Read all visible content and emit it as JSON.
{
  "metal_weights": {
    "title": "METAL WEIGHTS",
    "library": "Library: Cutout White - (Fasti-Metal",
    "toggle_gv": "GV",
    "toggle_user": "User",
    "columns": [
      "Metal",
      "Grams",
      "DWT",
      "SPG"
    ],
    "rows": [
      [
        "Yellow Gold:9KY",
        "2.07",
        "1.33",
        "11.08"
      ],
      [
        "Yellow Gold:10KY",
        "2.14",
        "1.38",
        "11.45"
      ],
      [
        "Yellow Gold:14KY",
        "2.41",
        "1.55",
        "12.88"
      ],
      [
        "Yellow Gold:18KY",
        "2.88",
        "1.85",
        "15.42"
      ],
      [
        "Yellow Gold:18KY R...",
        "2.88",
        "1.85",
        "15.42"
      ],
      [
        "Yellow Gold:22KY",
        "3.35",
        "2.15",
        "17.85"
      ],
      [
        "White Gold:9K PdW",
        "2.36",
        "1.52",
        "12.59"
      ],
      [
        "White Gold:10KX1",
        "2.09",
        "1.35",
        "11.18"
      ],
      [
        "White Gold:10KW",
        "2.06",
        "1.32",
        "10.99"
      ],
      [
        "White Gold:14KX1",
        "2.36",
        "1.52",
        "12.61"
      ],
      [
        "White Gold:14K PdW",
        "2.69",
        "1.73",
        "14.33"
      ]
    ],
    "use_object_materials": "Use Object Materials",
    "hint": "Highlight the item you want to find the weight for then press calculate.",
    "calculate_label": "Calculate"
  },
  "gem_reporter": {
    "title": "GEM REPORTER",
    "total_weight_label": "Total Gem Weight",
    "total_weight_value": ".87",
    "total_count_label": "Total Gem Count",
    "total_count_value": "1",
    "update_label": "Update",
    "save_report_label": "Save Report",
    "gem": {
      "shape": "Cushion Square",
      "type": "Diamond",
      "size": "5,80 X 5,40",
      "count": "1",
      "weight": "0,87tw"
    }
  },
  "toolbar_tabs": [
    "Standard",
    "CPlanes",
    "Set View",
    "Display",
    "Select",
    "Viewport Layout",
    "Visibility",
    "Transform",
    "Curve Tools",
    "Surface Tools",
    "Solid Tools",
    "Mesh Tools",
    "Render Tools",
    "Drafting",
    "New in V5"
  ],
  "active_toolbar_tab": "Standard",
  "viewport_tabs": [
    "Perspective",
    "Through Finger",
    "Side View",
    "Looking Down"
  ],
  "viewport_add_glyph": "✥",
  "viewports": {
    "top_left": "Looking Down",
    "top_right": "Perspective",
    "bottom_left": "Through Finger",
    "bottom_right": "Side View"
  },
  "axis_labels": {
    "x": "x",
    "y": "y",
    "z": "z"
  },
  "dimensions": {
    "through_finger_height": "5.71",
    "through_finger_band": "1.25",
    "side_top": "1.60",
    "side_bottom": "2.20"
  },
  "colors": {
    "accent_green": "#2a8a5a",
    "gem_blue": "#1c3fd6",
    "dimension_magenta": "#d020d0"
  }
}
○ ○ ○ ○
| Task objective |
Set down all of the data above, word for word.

| Answer section |
Read all visible content and emit it as JSON.
{
  "metal_weights": {
    "title": "METAL WEIGHTS",
    "library": "Library: Cutout White - (Fasti-Metal",
    "toggle_gv": "GV",
    "toggle_user": "User",
    "columns": [
      "Metal",
      "Grams",
      "DWT",
      "SPG"
    ],
    "rows": [
      [
        "Yellow Gold:9KY",
        "2.07",
        "1.33",
        "11.08"
      ],
      [
        "Yellow Gold:10KY",
        "2.14",
        "1.38",
        "11.45"
      ],
      [
        "Yellow Gold:14KY",
        "2.41",
        "1.55",
        "12.88"
      ],
      [
        "Yellow Gold:18KY",
        "2.88",
        "1.85",
        "15.42"
      ],
      [
        "Yellow Gold:18KY R...",
        "2.88",
        "1.85",
        "15.42"
      ],
      [
        "Yellow Gold:22KY",
        "3.35",
        "2.15",
        "17.85"
      ],
      [
        "White Gold:9K PdW",
        "2.36",
        "1.52",
        "12.59"
      ],
      [
        "White Gold:10KX1",
        "2.09",
        "1.35",
        "11.18"
      ],
      [
        "White Gold:10KW",
        "2.06",
        "1.32",
        "10.99"
      ],
      [
        "White Gold:14KX1",
        "2.36",
        "1.52",
        "12.61"
      ],
      [
        "White Gold:14K PdW",
        "2.69",
        "1.73",
        "14.33"
      ]
    ],
    "use_object_materials": "Use Object Materials",
    "hint": "Highlight the item you want to find the weight for then press calculate.",
    "calculate_label": "Calculate"
  },
  "gem_reporter": {
    "title": "GEM REPORTER",
    "total_weight_label": "Total Gem Weight",
    "total_weight_value": ".87",
    "total_count_label": "Total Gem Count",
    "total_count_value": "1",
    "update_label": "Update",
    "save_report_label": "Save Report",
    "gem": {
      "shape": "Cushion Square",
      "type": "Diamond",
      "size": "5,80 X 5,40",
      "count": "1",
      "weight": "0,87tw"
    }
  },
  "toolbar_tabs": [
    "Standard",
    "CPlanes",
    "Set View",
    "Display",
    "Select",
    "Viewport Layout",
    "Visibility",
    "Transform",
    "Curve Tools",
    "Surface Tools",
    "Solid Tools",
    "Mesh Tools",
    "Render Tools",
    "Drafting",
    "New in V5"
  ],
  "active_toolbar_tab": "Standard",
  "viewport_tabs": [
    "Perspective",
    "Through Finger",
    "Side View",
    "Looking Down"
  ],
  "viewport_add_glyph": "✥",
  "viewports": {
    "top_left": "Looking Down",
    "top_right": "Perspective",
    "bottom_left": "Through Finger",
    "bottom_right": "Side View"
  },
  "axis_labels": {
    "x": "x",
    "y": "y",
    "z": "z"
  },
  "dimensions": {
    "through_finger_height": "5.71",
    "through_finger_band": "1.25",
    "side_top": "1.60",
    "side_bottom": "2.20"
  },
  "colors": {
    "accent_green": "#2a8a5a",
    "gem_blue": "#1c3fd6",
    "dimension_magenta": "#d020d0"
  }
}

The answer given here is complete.